  1. John Dominik

     /  June 12, 2011

    I remember seeing a train set when I was much younger that was pretty elaborate (=most of the basement devoted to it). The guy started with 2′x2′x1/2″ plywood panels that were actually about 1/8″ undersized. He would start out with that brown kraft paper (find it in the paint department) and lay out his tracks, streets, buildings, trees, lighting, all the rest. Then he’d glue it (using contact cement) to the top of at least 1″ thick open-cell styrofoam. He’d cut the styrofoam slightly oversized and then angled the edges back about 15 degrees or so. He’d dig down into the stryrofoam to get everything level, then he’d use a pencil or narrow metal rods to poke holes through the foam and run the wires on the bottom of the foam. Everything would run back to the center of the board, where there was a hole. He used a standard connector (he was an electrical engineer by trade), and each panel plugged into a pretty elaborate (he was an electrical engineer) control panel – each panel had something like 32 connectors (old ribbon cables), and on a standard panel, he could run six separate track circuits and eight different light circuits – plus room for expansion. He used a couple of 3″ bolts about 2″ from each corner for legs, and put handles on the bottom so he could remove ‘em when he needed. If he wanted to go back and re-work a section, he could just remove the section – the only thing holding it down was weight.

    • Dave Farquhar

       /  June 12, 2011

      There’s a lot of elaborate work being done with foam, for certain. I use traditional materials because I’m not after that ultra-realistic look, but it sounds like he did something similar to what I’ve done with painted Masonite panels for my scenery. My wiring does its job, but there’s nothing pretty about it.

  2. Mike M.

     /  June 12, 2011

    Low tech works too. Draw the outline for the indentation, drill a hole within that perimeter. Cut with a keyhole saw ($6 at Home Depot, or check grampa’s toolbox) starting from the hole you just drilled. Clean up the edges with a flat file.

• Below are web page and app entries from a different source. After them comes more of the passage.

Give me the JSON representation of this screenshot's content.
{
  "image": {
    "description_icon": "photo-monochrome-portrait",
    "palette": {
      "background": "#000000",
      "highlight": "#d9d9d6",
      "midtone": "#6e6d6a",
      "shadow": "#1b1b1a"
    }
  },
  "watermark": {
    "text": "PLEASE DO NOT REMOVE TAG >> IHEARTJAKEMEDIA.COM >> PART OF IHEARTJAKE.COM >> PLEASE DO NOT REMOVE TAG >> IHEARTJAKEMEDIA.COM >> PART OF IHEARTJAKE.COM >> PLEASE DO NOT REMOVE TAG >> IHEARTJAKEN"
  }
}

    I like that you flip the bit cut out to make your platform. Definitely a frugal solution. I would be hunting for some fresh bit of scrap to do the job.